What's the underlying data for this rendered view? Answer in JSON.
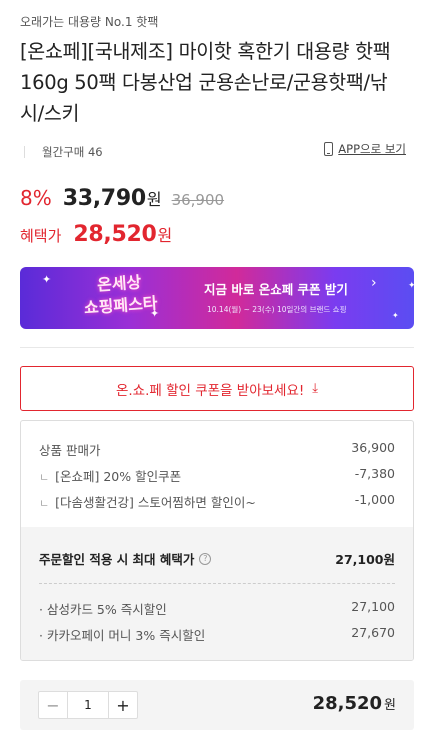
{
  "product": {
    "tagline": "오래가는 대용량 No.1 핫팩",
    "title": "[온쇼페][국내제조] 마이핫 혹한기 대용량 핫팩 160g 50팩 다봉산업 군용손난로/군용핫팩/낚시/스키",
    "monthly_purchases": "월간구매 46",
    "app_link": "APP으로 보기"
  },
  "pricing": {
    "discount": "8%",
    "price": "33,790",
    "currency": "원",
    "original_price": "36,900",
    "benefit_label": "혜택가",
    "benefit_price": "28,520"
  },
  "banner": {
    "logo_line1": "온세상",
    "logo_line2": "쇼핑페스타",
    "headline": "지금 바로 온쇼페 쿠폰 받기",
    "subtext": "10.14(월) ~ 23(수) 10일간의 브랜드 쇼핑"
  },
  "coupon_button": {
    "label": "온.쇼.페 할인 쿠폰을 받아보세요!",
    "icon": "download-icon"
  },
  "breakdown": {
    "sale_price_label": "상품 판매가",
    "sale_price_value": "36,900",
    "items": [
      {
        "label": "[온쇼페] 20% 할인쿠폰",
        "value": "-7,380"
      },
      {
        "label": "[다솜생활건강] 스토어찜하면 할인이~",
        "value": "-1,000"
      }
    ],
    "max_benefit_label": "주문할인 적용 시 최대 혜택가",
    "max_benefit_value": "27,100원",
    "cards": [
      {
        "label": "· 삼성카드 5% 즉시할인",
        "value": "27,100"
      },
      {
        "label": "· 카카오페이 머니 3% 즉시할인",
        "value": "27,670"
      }
    ]
  },
  "order": {
    "quantity": "1",
    "total_price": "28,520",
    "currency": "원"
  },
  "colors": {
    "accent_red": "#e2262f",
    "banner_gradient_start": "#5a2bd8",
    "banner_gradient_end": "#5b4df2"
  }
}
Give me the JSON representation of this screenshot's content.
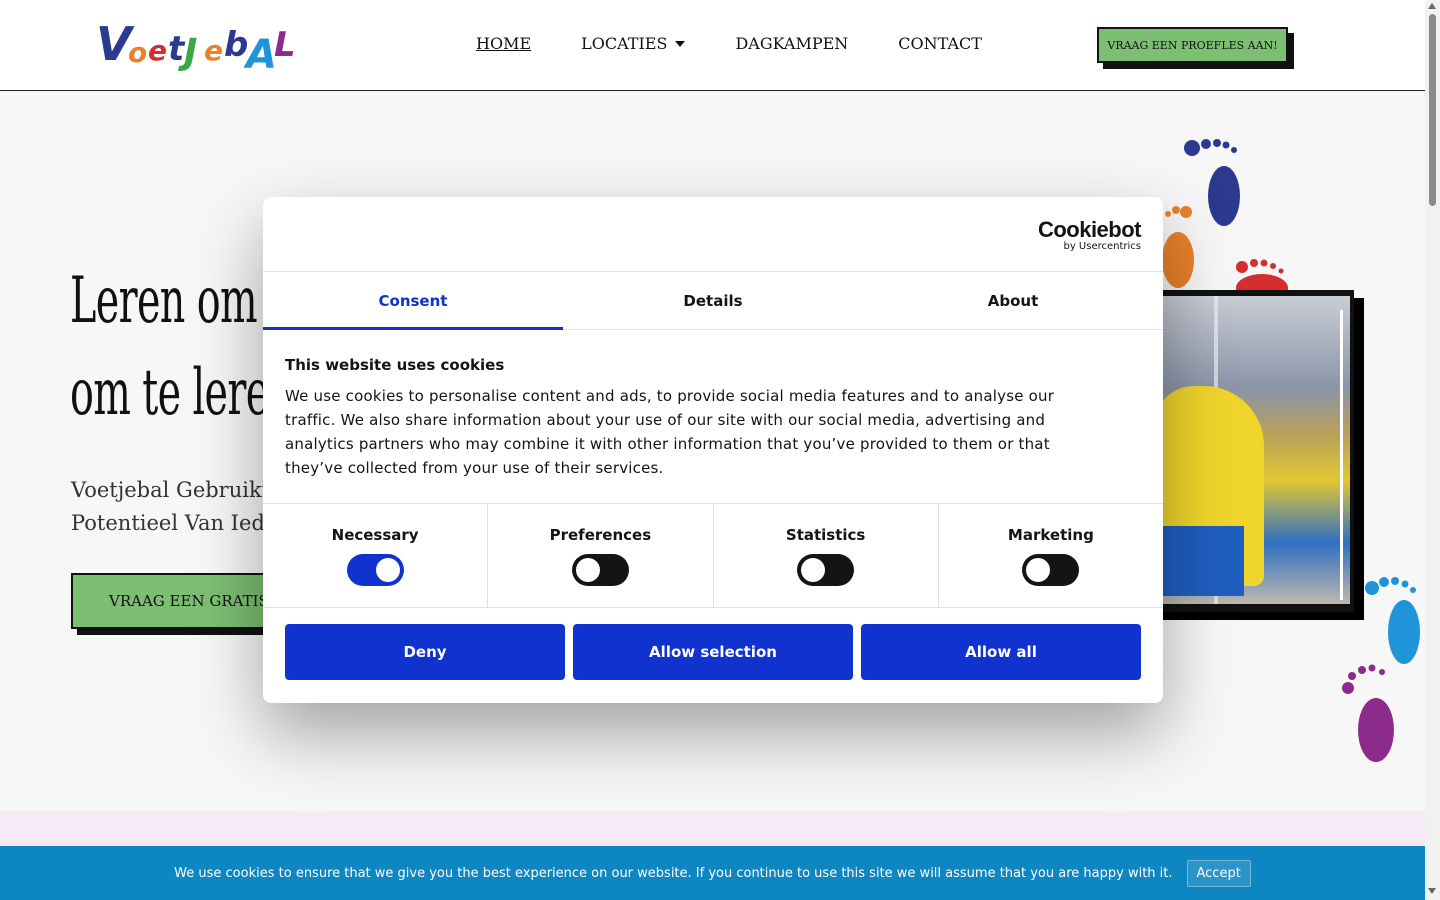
{
  "header": {
    "nav": [
      {
        "label": "HOME"
      },
      {
        "label": "LOCATIES"
      },
      {
        "label": "DAGKAMPEN"
      },
      {
        "label": "CONTACT"
      }
    ],
    "cta_label": "VRAAG EEN PROEFLES AAN!"
  },
  "hero": {
    "title_line1": "Leren om",
    "title_line2": "om te lere",
    "subtitle_line1": "Voetjebal Gebruikt",
    "subtitle_line2": "Potentieel Van Iede",
    "button_label": "VRAAG EEN GRATIS"
  },
  "dialog": {
    "tabs": [
      "Consent",
      "Details",
      "About"
    ],
    "active_tab": "Consent",
    "brand_name": "Cookiebot",
    "brand_by": "by Usercentrics",
    "title": "This website uses cookies",
    "text_line1": "We use cookies to personalise content and ads, to provide social media features and to analyse our",
    "text_line2": "traffic. We also share information about your use of our site with our social media, advertising and",
    "text_line3": "analytics partners who may combine it with other information that you’ve provided to them or that",
    "text_line4": "they’ve collected from your use of their services.",
    "toggles": [
      {
        "label": "Necessary",
        "on": true
      },
      {
        "label": "Preferences",
        "on": false
      },
      {
        "label": "Statistics",
        "on": false
      },
      {
        "label": "Marketing",
        "on": false
      }
    ],
    "buttons": {
      "deny": "Deny",
      "allow_selection": "Allow selection",
      "allow_all": "Allow all"
    },
    "accent_color": "#1032cf"
  },
  "notice": {
    "text": "We use cookies to ensure that we give you the best experience on our website. If you continue to use this site we will assume that you are happy with it.",
    "accept_label": "Accept",
    "color": "#0e86c1"
  },
  "logo": {
    "letters": [
      "V",
      "o",
      "e",
      "t",
      "j",
      "e",
      "b",
      "A",
      "L"
    ],
    "colors": [
      "#2b3a8f",
      "#e9822b",
      "#d52e2e",
      "#2b3a8f",
      "#3aa645",
      "#e9822b",
      "#2b3a8f",
      "#2094d8",
      "#8c2b8c"
    ]
  }
}
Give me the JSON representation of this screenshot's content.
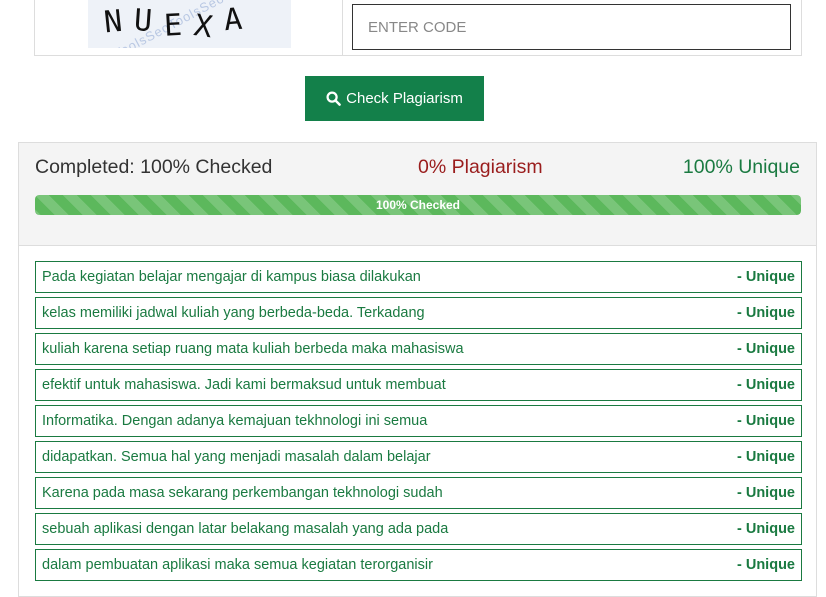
{
  "captcha": {
    "letters": [
      "N",
      "U",
      "E",
      "X",
      "A"
    ],
    "watermark": "SeoToolsSeoToolsSeoTools SeoToolsSeoToolsSeoTools SeoToolsSeoToolsSeoTools"
  },
  "code_input": {
    "placeholder": "ENTER CODE",
    "value": ""
  },
  "check_button": {
    "label": "Check Plagiarism",
    "icon": "search-icon",
    "color": "#13804a"
  },
  "results": {
    "completed": "Completed: 100% Checked",
    "plagiarism": "0% Plagiarism",
    "unique": "100% Unique",
    "progress": {
      "percent": 100,
      "label": "100% Checked"
    },
    "sentences": [
      {
        "text": "Pada kegiatan belajar mengajar di kampus biasa dilakukan",
        "status": "- Unique"
      },
      {
        "text": "kelas memiliki jadwal kuliah yang berbeda-beda. Terkadang",
        "status": "- Unique"
      },
      {
        "text": "kuliah karena setiap ruang mata kuliah berbeda maka mahasiswa",
        "status": "- Unique"
      },
      {
        "text": "efektif untuk mahasiswa. Jadi kami bermaksud untuk membuat",
        "status": "- Unique"
      },
      {
        "text": "Informatika. Dengan adanya kemajuan tekhnologi ini semua",
        "status": "- Unique"
      },
      {
        "text": "didapatkan. Semua hal yang menjadi masalah dalam belajar",
        "status": "- Unique"
      },
      {
        "text": "Karena pada masa sekarang perkembangan tekhnologi sudah",
        "status": "- Unique"
      },
      {
        "text": "sebuah aplikasi dengan latar belakang masalah yang ada pada",
        "status": "- Unique"
      },
      {
        "text": "dalam pembuatan aplikasi maka semua kegiatan terorganisir",
        "status": "- Unique"
      }
    ],
    "colors": {
      "unique": "#1a7a41",
      "plagiarism": "#9a1d1d",
      "progress": "#5cb85c"
    }
  }
}
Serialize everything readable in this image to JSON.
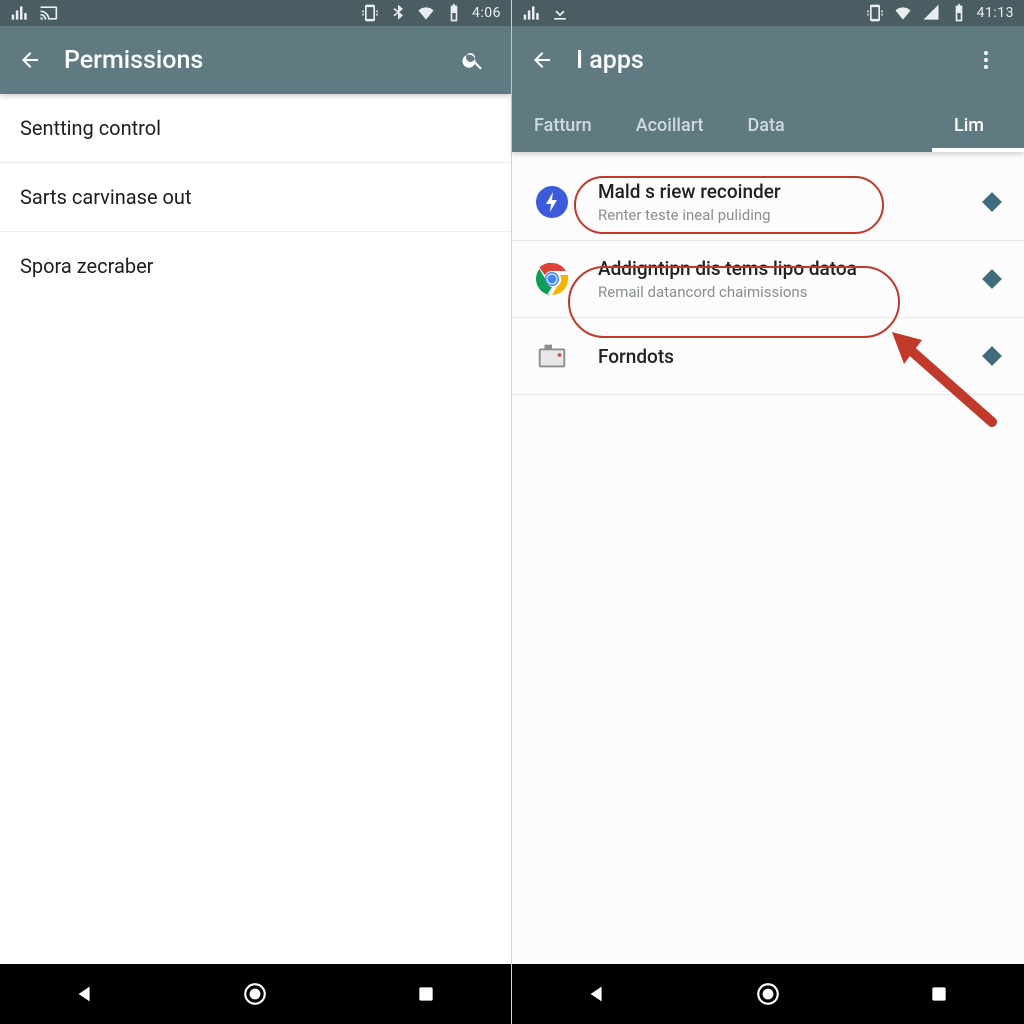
{
  "left": {
    "status": {
      "time": "4:06"
    },
    "appbar": {
      "title": "Permissions"
    },
    "rows": [
      {
        "label": "Sentting control"
      },
      {
        "label": "Sarts carvinase out"
      },
      {
        "label": "Spora zecraber"
      }
    ]
  },
  "right": {
    "status": {
      "time": "41:13"
    },
    "appbar": {
      "title": "I apps"
    },
    "tabs": [
      {
        "label": "Fatturn"
      },
      {
        "label": "Acoillart"
      },
      {
        "label": "Data"
      },
      {
        "label": "Lim"
      }
    ],
    "active_tab_index": 3,
    "apps": [
      {
        "title": "Mald s riew recoinder",
        "sub": "Renter teste ineal puliding",
        "icon": "bolt"
      },
      {
        "title": "Addigntipn dis tems lipo datoa",
        "sub": "Remail datancord chaimissions",
        "icon": "chrome"
      },
      {
        "title": "Forndots",
        "sub": "",
        "icon": "camera"
      }
    ]
  },
  "colors": {
    "header": "#5f7a80",
    "statusbar": "#4a5d62",
    "accent": "#3e6c7a",
    "annotation": "#c0392b"
  }
}
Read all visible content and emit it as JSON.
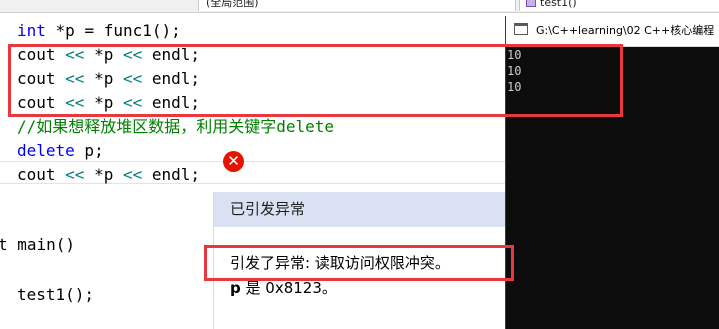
{
  "toolbar": {
    "scope": "(全局范围)",
    "function": "test1()"
  },
  "editor": {
    "lines": [
      {
        "text": "int *p = func1();"
      },
      {
        "text": "cout << *p << endl;"
      },
      {
        "text": "cout << *p << endl;"
      },
      {
        "text": "cout << *p << endl;"
      },
      {
        "text": "//如果想释放堆区数据，利用关键字delete"
      },
      {
        "text": "delete p;"
      },
      {
        "text": "cout << *p << endl;"
      },
      {
        "text": "t main()"
      },
      {
        "text": "test1();"
      }
    ]
  },
  "exception": {
    "title": "已引发异常",
    "message": "引发了异常: 读取访问权限冲突。",
    "detail_var": "p",
    "detail_rest": " 是 0x8123。"
  },
  "console": {
    "title": "G:\\C++learning\\02 C++核心编程",
    "output": [
      "10",
      "10",
      "10"
    ]
  },
  "colors": {
    "keyword": "#0000ff",
    "operator": "#008080",
    "comment": "#008000",
    "annotation": "#e8373d",
    "error": "#e51400",
    "exception_header": "#d9e1f2"
  },
  "icons": {
    "error": "error-icon",
    "console": "console-window-icon",
    "scope": "function-cube-icon"
  }
}
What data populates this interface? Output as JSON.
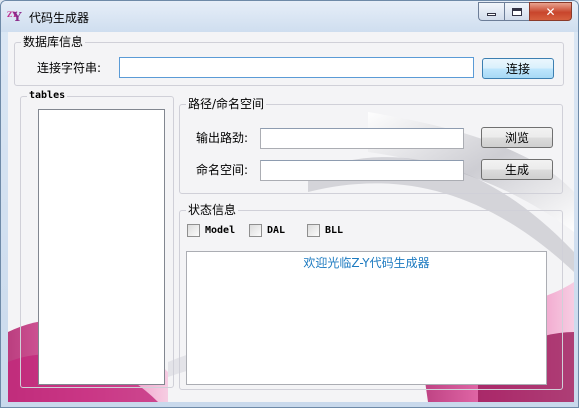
{
  "window": {
    "title": "代码生成器",
    "icon_text_small": "ZY",
    "icon_text_big": "Y"
  },
  "db_group": {
    "title": "数据库信息",
    "conn_label": "连接字符串:",
    "conn_value": "",
    "connect_button": "连接"
  },
  "tables_group": {
    "title": "tables",
    "items": []
  },
  "path_group": {
    "title": "路径/命名空间",
    "output_label": "输出路劲:",
    "output_value": "",
    "browse_button": "浏览",
    "namespace_label": "命名空间:",
    "namespace_value": "",
    "generate_button": "生成"
  },
  "status_group": {
    "title": "状态信息",
    "checks": [
      {
        "label": "Model",
        "checked": false
      },
      {
        "label": "DAL",
        "checked": false
      },
      {
        "label": "BLL",
        "checked": false
      }
    ],
    "message": "欢迎光临Z-Y代码生成器"
  },
  "colors": {
    "accent_pink": "#d23c8c",
    "message_blue": "#1c7ac0"
  }
}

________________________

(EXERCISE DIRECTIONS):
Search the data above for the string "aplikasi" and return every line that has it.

(FINISHED EXERCISE):
        "text": "sebuah aplikasi dengan latar belakang masalah yang ada pada",
        "text": "dalam pembuatan aplikasi maka semua kegiatan terorganisir",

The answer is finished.